• [Work task]:
Every entry below, from first to last, should be copied exactly.

• [The data]:
-------------------------

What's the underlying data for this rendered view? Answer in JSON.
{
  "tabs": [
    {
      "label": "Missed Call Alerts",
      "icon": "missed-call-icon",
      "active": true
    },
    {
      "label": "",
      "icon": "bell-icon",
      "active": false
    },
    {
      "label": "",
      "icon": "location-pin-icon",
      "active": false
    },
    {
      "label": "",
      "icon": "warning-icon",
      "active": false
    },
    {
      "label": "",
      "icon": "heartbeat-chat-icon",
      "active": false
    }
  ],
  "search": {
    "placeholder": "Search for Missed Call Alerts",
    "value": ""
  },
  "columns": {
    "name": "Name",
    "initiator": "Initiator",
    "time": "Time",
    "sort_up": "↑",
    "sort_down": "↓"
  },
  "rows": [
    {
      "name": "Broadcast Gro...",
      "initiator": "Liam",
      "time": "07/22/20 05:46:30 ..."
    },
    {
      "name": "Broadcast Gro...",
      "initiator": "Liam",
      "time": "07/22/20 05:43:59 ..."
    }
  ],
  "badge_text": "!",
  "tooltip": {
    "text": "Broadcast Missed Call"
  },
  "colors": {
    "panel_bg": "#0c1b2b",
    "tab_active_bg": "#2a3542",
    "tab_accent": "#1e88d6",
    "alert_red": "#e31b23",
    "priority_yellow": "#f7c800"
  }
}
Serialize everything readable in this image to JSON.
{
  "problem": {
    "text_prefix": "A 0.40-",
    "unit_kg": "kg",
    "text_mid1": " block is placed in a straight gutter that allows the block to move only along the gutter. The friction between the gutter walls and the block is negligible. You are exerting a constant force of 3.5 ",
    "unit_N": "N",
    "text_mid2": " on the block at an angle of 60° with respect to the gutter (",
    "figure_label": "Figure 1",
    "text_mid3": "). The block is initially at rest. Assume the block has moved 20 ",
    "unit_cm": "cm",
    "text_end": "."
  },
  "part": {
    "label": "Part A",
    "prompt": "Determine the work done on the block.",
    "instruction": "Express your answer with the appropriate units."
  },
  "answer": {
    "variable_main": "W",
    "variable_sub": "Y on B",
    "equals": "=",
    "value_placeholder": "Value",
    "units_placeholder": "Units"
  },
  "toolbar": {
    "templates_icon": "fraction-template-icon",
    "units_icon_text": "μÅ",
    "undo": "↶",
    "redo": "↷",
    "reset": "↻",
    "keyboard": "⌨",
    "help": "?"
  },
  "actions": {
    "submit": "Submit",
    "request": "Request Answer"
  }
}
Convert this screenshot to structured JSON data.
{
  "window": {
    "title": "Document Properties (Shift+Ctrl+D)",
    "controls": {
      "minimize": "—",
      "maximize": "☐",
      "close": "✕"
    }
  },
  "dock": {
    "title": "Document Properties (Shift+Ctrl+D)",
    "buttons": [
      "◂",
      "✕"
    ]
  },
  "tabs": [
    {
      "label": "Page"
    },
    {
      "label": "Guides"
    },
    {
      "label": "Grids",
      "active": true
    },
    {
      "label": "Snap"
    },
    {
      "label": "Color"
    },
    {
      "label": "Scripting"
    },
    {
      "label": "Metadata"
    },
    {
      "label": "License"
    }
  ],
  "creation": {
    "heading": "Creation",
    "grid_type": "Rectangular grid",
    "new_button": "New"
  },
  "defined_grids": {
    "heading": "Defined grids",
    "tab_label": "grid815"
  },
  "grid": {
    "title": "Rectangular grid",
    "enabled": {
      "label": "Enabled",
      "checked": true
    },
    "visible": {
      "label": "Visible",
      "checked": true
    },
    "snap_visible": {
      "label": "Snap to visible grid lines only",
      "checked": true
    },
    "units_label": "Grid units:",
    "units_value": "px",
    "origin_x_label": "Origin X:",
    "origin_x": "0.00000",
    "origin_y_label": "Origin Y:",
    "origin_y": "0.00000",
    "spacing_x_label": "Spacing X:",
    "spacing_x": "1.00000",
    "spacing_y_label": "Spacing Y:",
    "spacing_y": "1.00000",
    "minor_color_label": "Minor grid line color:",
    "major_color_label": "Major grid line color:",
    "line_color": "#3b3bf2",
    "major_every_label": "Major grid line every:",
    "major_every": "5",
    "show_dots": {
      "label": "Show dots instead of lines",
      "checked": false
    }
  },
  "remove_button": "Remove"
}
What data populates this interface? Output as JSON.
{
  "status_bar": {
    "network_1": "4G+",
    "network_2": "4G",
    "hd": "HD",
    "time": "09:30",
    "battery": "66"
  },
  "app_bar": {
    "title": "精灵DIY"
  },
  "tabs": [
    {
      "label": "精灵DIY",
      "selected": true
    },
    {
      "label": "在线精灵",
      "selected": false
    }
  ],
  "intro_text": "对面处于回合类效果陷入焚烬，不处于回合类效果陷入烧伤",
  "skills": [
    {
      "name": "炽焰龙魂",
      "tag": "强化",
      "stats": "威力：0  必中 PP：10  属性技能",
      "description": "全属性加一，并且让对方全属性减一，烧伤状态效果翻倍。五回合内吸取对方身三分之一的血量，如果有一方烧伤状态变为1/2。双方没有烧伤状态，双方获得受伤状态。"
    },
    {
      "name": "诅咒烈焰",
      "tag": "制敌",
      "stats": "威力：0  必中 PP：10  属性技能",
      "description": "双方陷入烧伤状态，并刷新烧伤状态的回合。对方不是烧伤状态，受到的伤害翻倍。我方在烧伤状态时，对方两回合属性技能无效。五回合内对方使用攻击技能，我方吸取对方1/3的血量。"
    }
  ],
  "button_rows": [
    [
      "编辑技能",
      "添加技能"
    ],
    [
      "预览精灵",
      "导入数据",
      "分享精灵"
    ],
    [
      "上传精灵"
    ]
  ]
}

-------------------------

• [Solution to the exercise]:
What's the underlying data for this rendered view? Answer in JSON.
{
  "tabs": [
    {
      "label": "Missed Call Alerts",
      "icon": "missed-call-icon",
      "active": true
    },
    {
      "label": "",
      "icon": "bell-icon",
      "active": false
    },
    {
      "label": "",
      "icon": "location-pin-icon",
      "active": false
    },
    {
      "label": "",
      "icon": "warning-icon",
      "active": false
    },
    {
      "label": "",
      "icon": "heartbeat-chat-icon",
      "active": false
    }
  ],
  "search": {
    "placeholder": "Search for Missed Call Alerts",
    "value": ""
  },
  "columns": {
    "name": "Name",
    "initiator": "Initiator",
    "time": "Time",
    "sort_up": "↑",
    "sort_down": "↓"
  },
  "rows": [
    {
      "name": "Broadcast Gro...",
      "initiator": "Liam",
      "time": "07/22/20 05:46:30 ..."
    },
    {
      "name": "Broadcast Gro...",
      "initiator": "Liam",
      "time": "07/22/20 05:43:59 ..."
    }
  ],
  "badge_text": "!",
  "tooltip": {
    "text": "Broadcast Missed Call"
  },
  "colors": {
    "panel_bg": "#0c1b2b",
    "tab_active_bg": "#2a3542",
    "tab_accent": "#1e88d6",
    "alert_red": "#e31b23",
    "priority_yellow": "#f7c800"
  }
}
Serialize everything readable in this image to JSON.
{
  "problem": {
    "text_prefix": "A 0.40-",
    "unit_kg": "kg",
    "text_mid1": " block is placed in a straight gutter that allows the block to move only along the gutter. The friction between the gutter walls and the block is negligible. You are exerting a constant force of 3.5 ",
    "unit_N": "N",
    "text_mid2": " on the block at an angle of 60° with respect to the gutter (",
    "figure_label": "Figure 1",
    "text_mid3": "). The block is initially at rest. Assume the block has moved 20 ",
    "unit_cm": "cm",
    "text_end": "."
  },
  "part": {
    "label": "Part A",
    "prompt": "Determine the work done on the block.",
    "instruction": "Express your answer with the appropriate units."
  },
  "answer": {
    "variable_main": "W",
    "variable_sub": "Y on B",
    "equals": "=",
    "value_placeholder": "Value",
    "units_placeholder": "Units"
  },
  "toolbar": {
    "templates_icon": "fraction-template-icon",
    "units_icon_text": "μÅ",
    "undo": "↶",
    "redo": "↷",
    "reset": "↻",
    "keyboard": "⌨",
    "help": "?"
  },
  "actions": {
    "submit": "Submit",
    "request": "Request Answer"
  }
}
Convert this screenshot to structured JSON data.
{
  "window": {
    "title": "Document Properties (Shift+Ctrl+D)",
    "controls": {
      "minimize": "—",
      "maximize": "☐",
      "close": "✕"
    }
  },
  "dock": {
    "title": "Document Properties (Shift+Ctrl+D)",
    "buttons": [
      "◂",
      "✕"
    ]
  },
  "tabs": [
    {
      "label": "Page"
    },
    {
      "label": "Guides"
    },
    {
      "label": "Grids",
      "active": true
    },
    {
      "label": "Snap"
    },
    {
      "label": "Color"
    },
    {
      "label": "Scripting"
    },
    {
      "label": "Metadata"
    },
    {
      "label": "License"
    }
  ],
  "creation": {
    "heading": "Creation",
    "grid_type": "Rectangular grid",
    "new_button": "New"
  },
  "defined_grids": {
    "heading": "Defined grids",
    "tab_label": "grid815"
  },
  "grid": {
    "title": "Rectangular grid",
    "enabled": {
      "label": "Enabled",
      "checked": true
    },
    "visible": {
      "label": "Visible",
      "checked": true
    },
    "snap_visible": {
      "label": "Snap to visible grid lines only",
      "checked": true
    },
    "units_label": "Grid units:",
    "units_value": "px",
    "origin_x_label": "Origin X:",
    "origin_x": "0.00000",
    "origin_y_label": "Origin Y:",
    "origin_y": "0.00000",
    "spacing_x_label": "Spacing X:",
    "spacing_x": "1.00000",
    "spacing_y_label": "Spacing Y:",
    "spacing_y": "1.00000",
    "minor_color_label": "Minor grid line color:",
    "major_color_label": "Major grid line color:",
    "line_color": "#3b3bf2",
    "major_every_label": "Major grid line every:",
    "major_every": "5",
    "show_dots": {
      "label": "Show dots instead of lines",
      "checked": false
    }
  },
  "remove_button": "Remove"
}
What data populates this interface? Output as JSON.
{
  "status_bar": {
    "network_1": "4G+",
    "network_2": "4G",
    "hd": "HD",
    "time": "09:30",
    "battery": "66"
  },
  "app_bar": {
    "title": "精灵DIY"
  },
  "tabs": [
    {
      "label": "精灵DIY",
      "selected": true
    },
    {
      "label": "在线精灵",
      "selected": false
    }
  ],
  "intro_text": "对面处于回合类效果陷入焚烬，不处于回合类效果陷入烧伤",
  "skills": [
    {
      "name": "炽焰龙魂",
      "tag": "强化",
      "stats": "威力：0  必中 PP：10  属性技能",
      "description": "全属性加一，并且让对方全属性减一，烧伤状态效果翻倍。五回合内吸取对方身三分之一的血量，如果有一方烧伤状态变为1/2。双方没有烧伤状态，双方获得受伤状态。"
    },
    {
      "name": "诅咒烈焰",
      "tag": "制敌",
      "stats": "威力：0  必中 PP：10  属性技能",
      "description": "双方陷入烧伤状态，并刷新烧伤状态的回合。对方不是烧伤状态，受到的伤害翻倍。我方在烧伤状态时，对方两回合属性技能无效。五回合内对方使用攻击技能，我方吸取对方1/3的血量。"
    }
  ],
  "button_rows": [
    [
      "编辑技能",
      "添加技能"
    ],
    [
      "预览精灵",
      "导入数据",
      "分享精灵"
    ],
    [
      "上传精灵"
    ]
  ]
}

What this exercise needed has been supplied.